Affiliation: Centro de Electronica Industrial, Universidad Politecnica de Madrid, Madrid 28006, Spain. juan.valverde@upm.es

ABSTRACT

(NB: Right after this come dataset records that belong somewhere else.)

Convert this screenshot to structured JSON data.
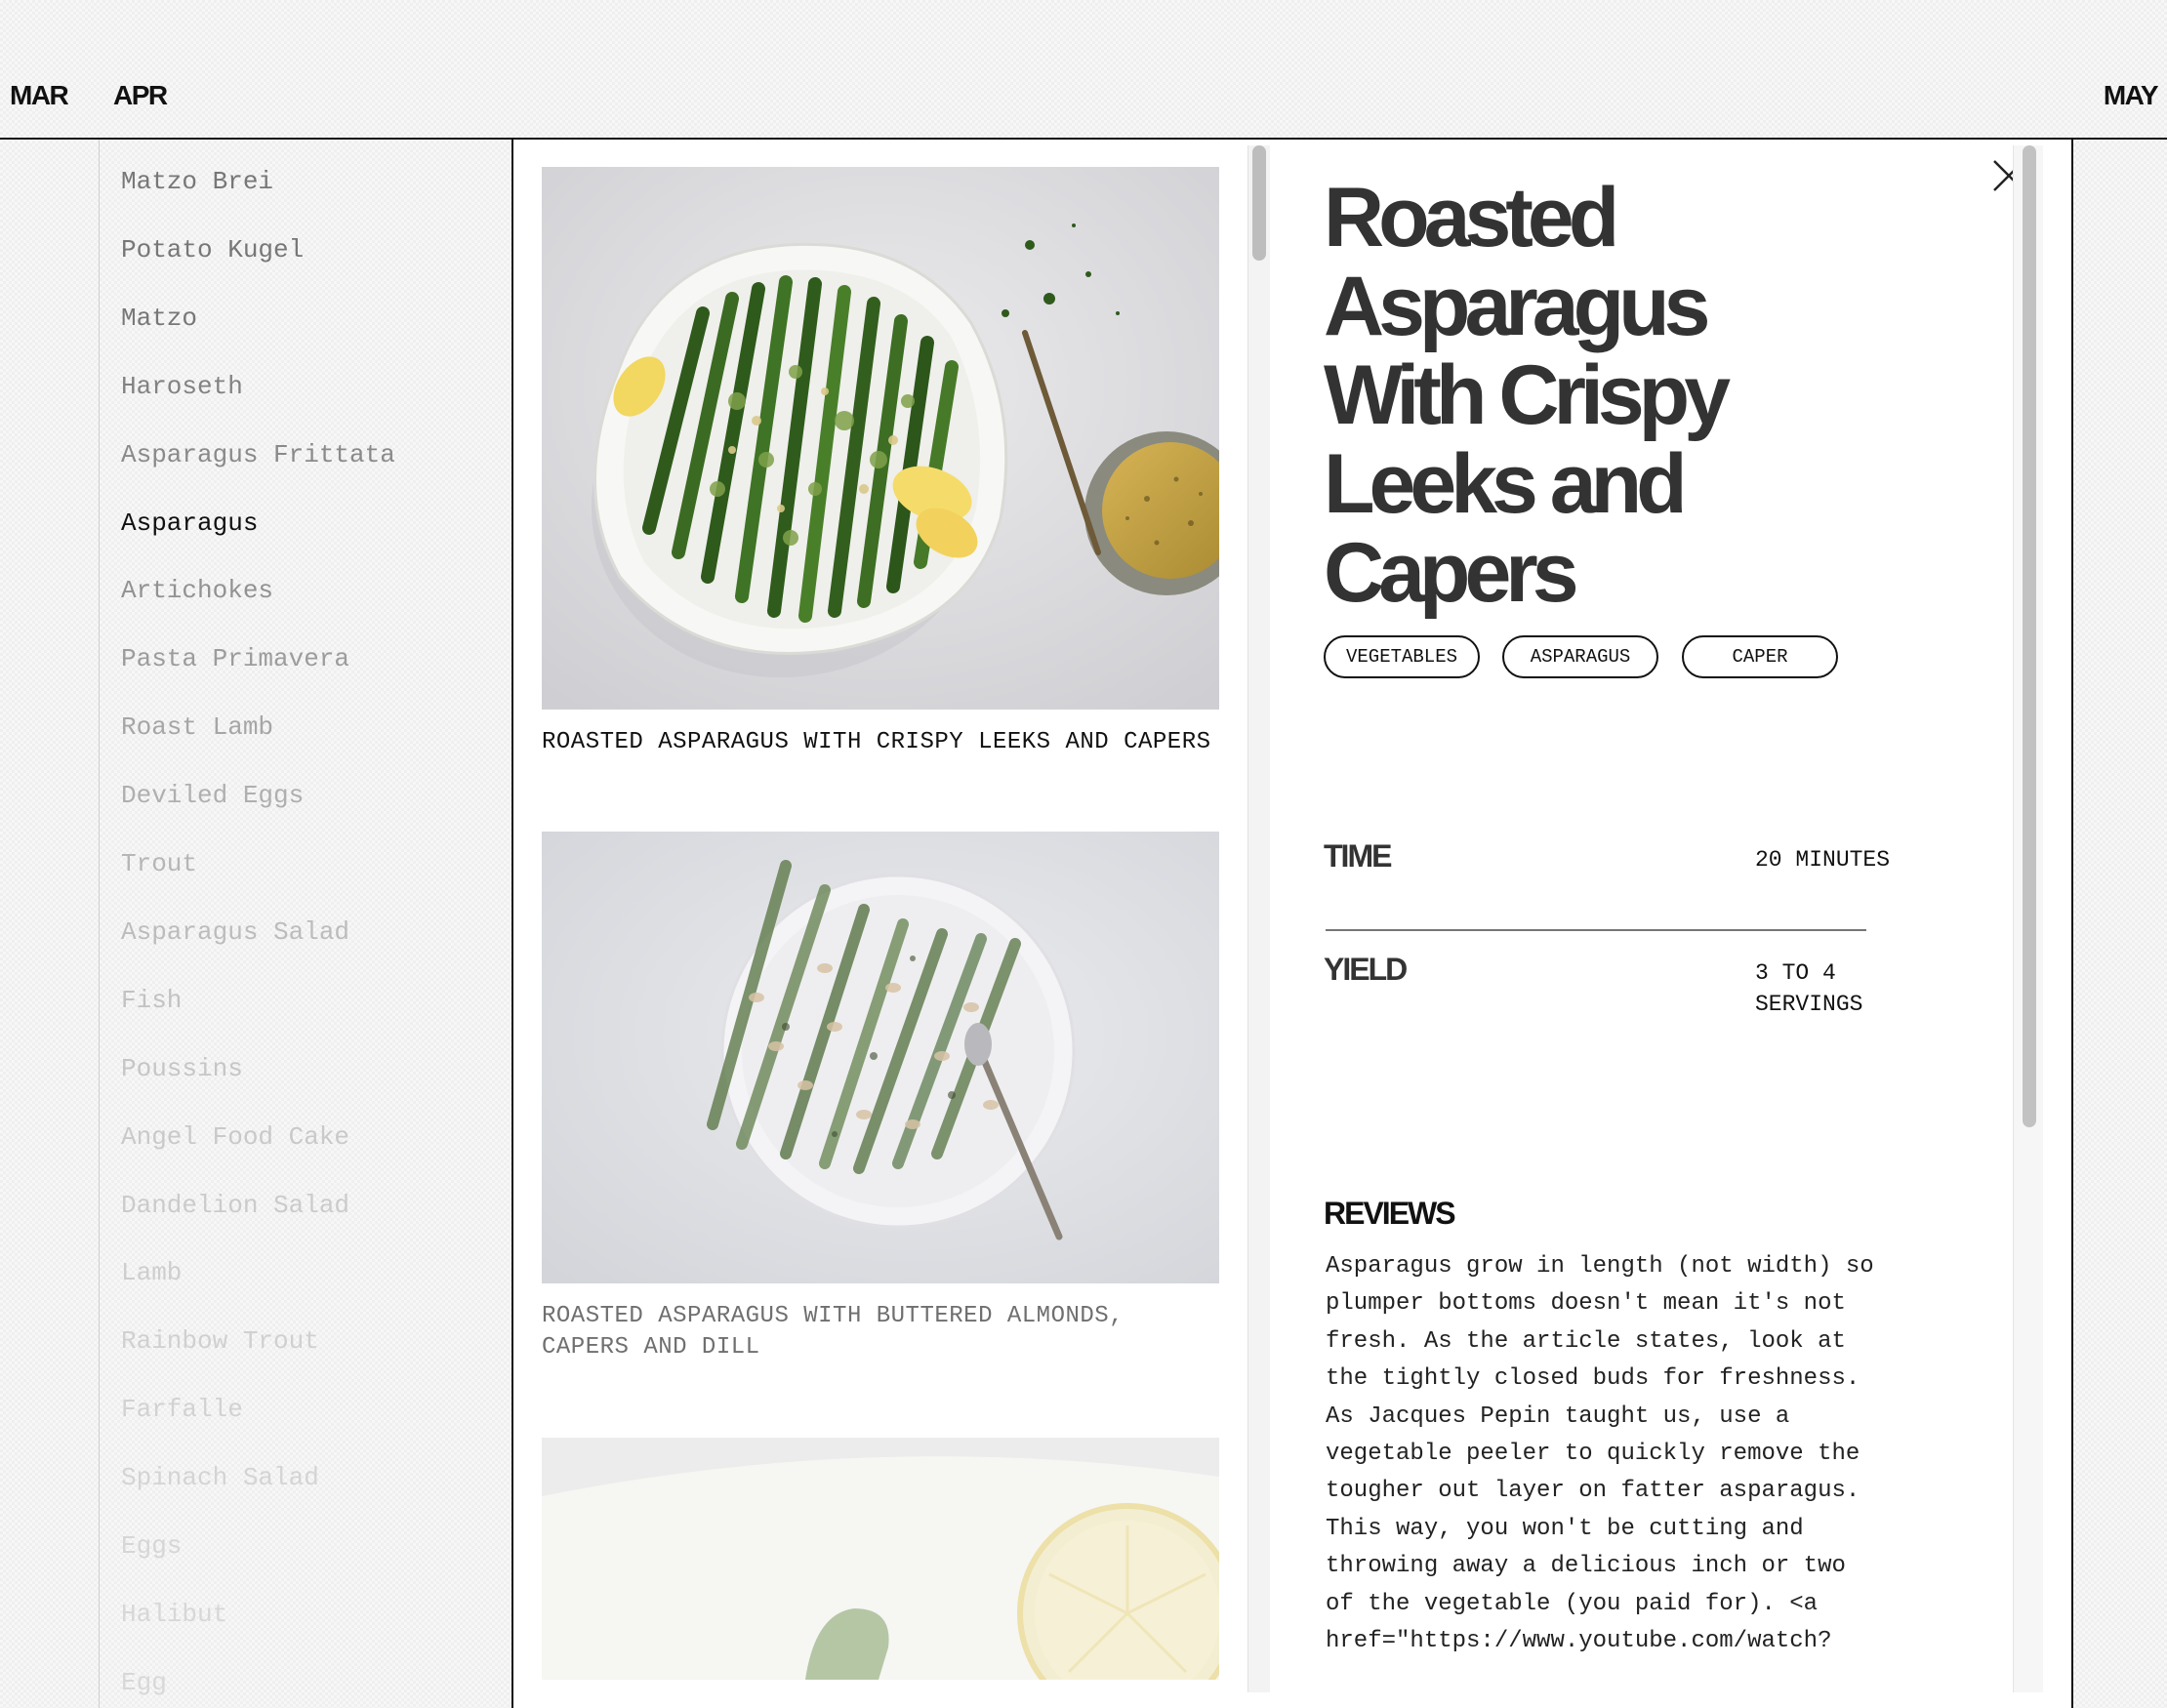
{
  "months": {
    "prev": "MAR",
    "current": "APR",
    "next": "MAY"
  },
  "sidebar": {
    "items": [
      {
        "label": "Matzo Brei",
        "color": "#777777"
      },
      {
        "label": "Potato Kugel",
        "color": "#777777"
      },
      {
        "label": "Matzo",
        "color": "#777777"
      },
      {
        "label": "Haroseth",
        "color": "#828282"
      },
      {
        "label": "Asparagus Frittata",
        "color": "#8a8a8a"
      },
      {
        "label": "Asparagus",
        "color": "#111111",
        "active": true
      },
      {
        "label": "Artichokes",
        "color": "#929292"
      },
      {
        "label": "Pasta Primavera",
        "color": "#9c9c9c"
      },
      {
        "label": "Roast Lamb",
        "color": "#a6a6a6"
      },
      {
        "label": "Deviled Eggs",
        "color": "#afafaf"
      },
      {
        "label": "Trout",
        "color": "#b6b6b6"
      },
      {
        "label": "Asparagus Salad",
        "color": "#bcbcbc"
      },
      {
        "label": "Fish",
        "color": "#c2c2c2"
      },
      {
        "label": "Poussins",
        "color": "#c6c6c6"
      },
      {
        "label": "Angel Food Cake",
        "color": "#c9c9c9"
      },
      {
        "label": "Dandelion Salad",
        "color": "#cbcbcb"
      },
      {
        "label": "Lamb",
        "color": "#cecece"
      },
      {
        "label": "Rainbow Trout",
        "color": "#d0d0d0"
      },
      {
        "label": "Farfalle",
        "color": "#d2d2d2"
      },
      {
        "label": "Spinach Salad",
        "color": "#d4d4d4"
      },
      {
        "label": "Eggs",
        "color": "#d6d6d6"
      },
      {
        "label": "Halibut",
        "color": "#d7d7d7"
      },
      {
        "label": "Egg",
        "color": "#d8d8d8"
      }
    ]
  },
  "recipes": [
    {
      "caption": "ROASTED ASPARAGUS WITH CRISPY LEEKS AND CAPERS",
      "caption_color": "#111111"
    },
    {
      "caption": "ROASTED ASPARAGUS WITH BUTTERED ALMONDS, CAPERS AND DILL",
      "caption_color": "#6f6f6f"
    }
  ],
  "detail": {
    "title": "Roasted Asparagus With Crispy Leeks and Capers",
    "tags": [
      "VEGETABLES",
      "ASPARAGUS",
      "CAPER"
    ],
    "time_label": "TIME",
    "time_value": "20 MINUTES",
    "yield_label": "YIELD",
    "yield_value": "3 TO 4 SERVINGS",
    "reviews_heading": "REVIEWS",
    "review_text": "Asparagus grow in length (not width) so plumper bottoms doesn't mean it's not fresh. As the article states, look at the tightly closed buds for freshness. As Jacques Pepin taught us, use a vegetable peeler to quickly remove the tougher out layer on fatter asparagus. This way, you won't be cutting and throwing away a delicious inch or two of the vegetable (you paid for). <a href=\"https://www.youtube.com/watch?"
  }
}
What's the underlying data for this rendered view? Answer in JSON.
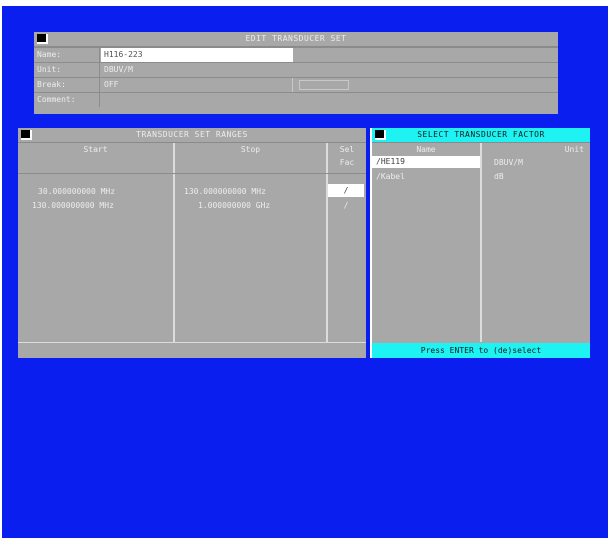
{
  "edit_set": {
    "title": "EDIT TRANSDUCER SET",
    "name_label": "Name:",
    "name_value": "H116-223",
    "unit_label": "Unit:",
    "unit_value": "DBUV/M",
    "break_label": "Break:",
    "break_value": "OFF",
    "comment_label": "Comment:",
    "comment_value": ""
  },
  "ranges": {
    "title": "TRANSDUCER SET RANGES",
    "col_start": "Start",
    "col_stop": "Stop",
    "col_sel": "Sel",
    "col_fac": "Fac",
    "rows": [
      {
        "start": "30.000000000 MHz",
        "stop": "130.000000000 MHz",
        "sel": "/"
      },
      {
        "start": "130.000000000 MHz",
        "stop": "1.000000000 GHz",
        "sel": "/"
      }
    ]
  },
  "factor": {
    "title": "SELECT TRANSDUCER FACTOR",
    "col_name": "Name",
    "col_unit": "Unit",
    "items": [
      {
        "name": "/HE119",
        "unit": "DBUV/M",
        "selected": true
      },
      {
        "name": "/Kabel",
        "unit": "dB",
        "selected": false
      }
    ],
    "footer": "Press ENTER to (de)select"
  },
  "colors": {
    "background": "#0a1ef0",
    "panel": "#a8a8a8",
    "highlight": "#1ef2f2"
  }
}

While for years traditional wireless sensor nodes have been based on ultra-low power microcontrollers with sufficient but limited computing power, the complexity and number of tasks of today's applications are constantly increasing. Increasing the node duty cycle is not feasible in all cases, so in many cases more computing power is required. This extra computing power may be achieved by either more powerful microcontrollers, though more power consumption or, in general, any solution capable of accelerating task execution. At this point, the use of hardware based, and in particular FPGA solutions, might appear as a candidate technology, since though power use is higher compared with lower power devices, execution time is reduced, so energy could be reduced overall. In order to demonstrate this, an innovative WSN node architecture is proposed. This architecture is based on a high performance high capacity state-of-the-art FPGA, which combines the advantages of the intrinsic acceleration provided by the parallelism of hardware devices, the use of partial reconfiguration capabilities, as well as a careful power-aware management system, to show that energy savings for certain higher-end applications can be achieved. Finally, comprehensive tests have been done to validate the platform in terms of performance and power consumption, to proof that better energy efficiency compared to processor based solutions can be achieved, for instance, when encryption is imposed by the application requirements.

No MeSH data available.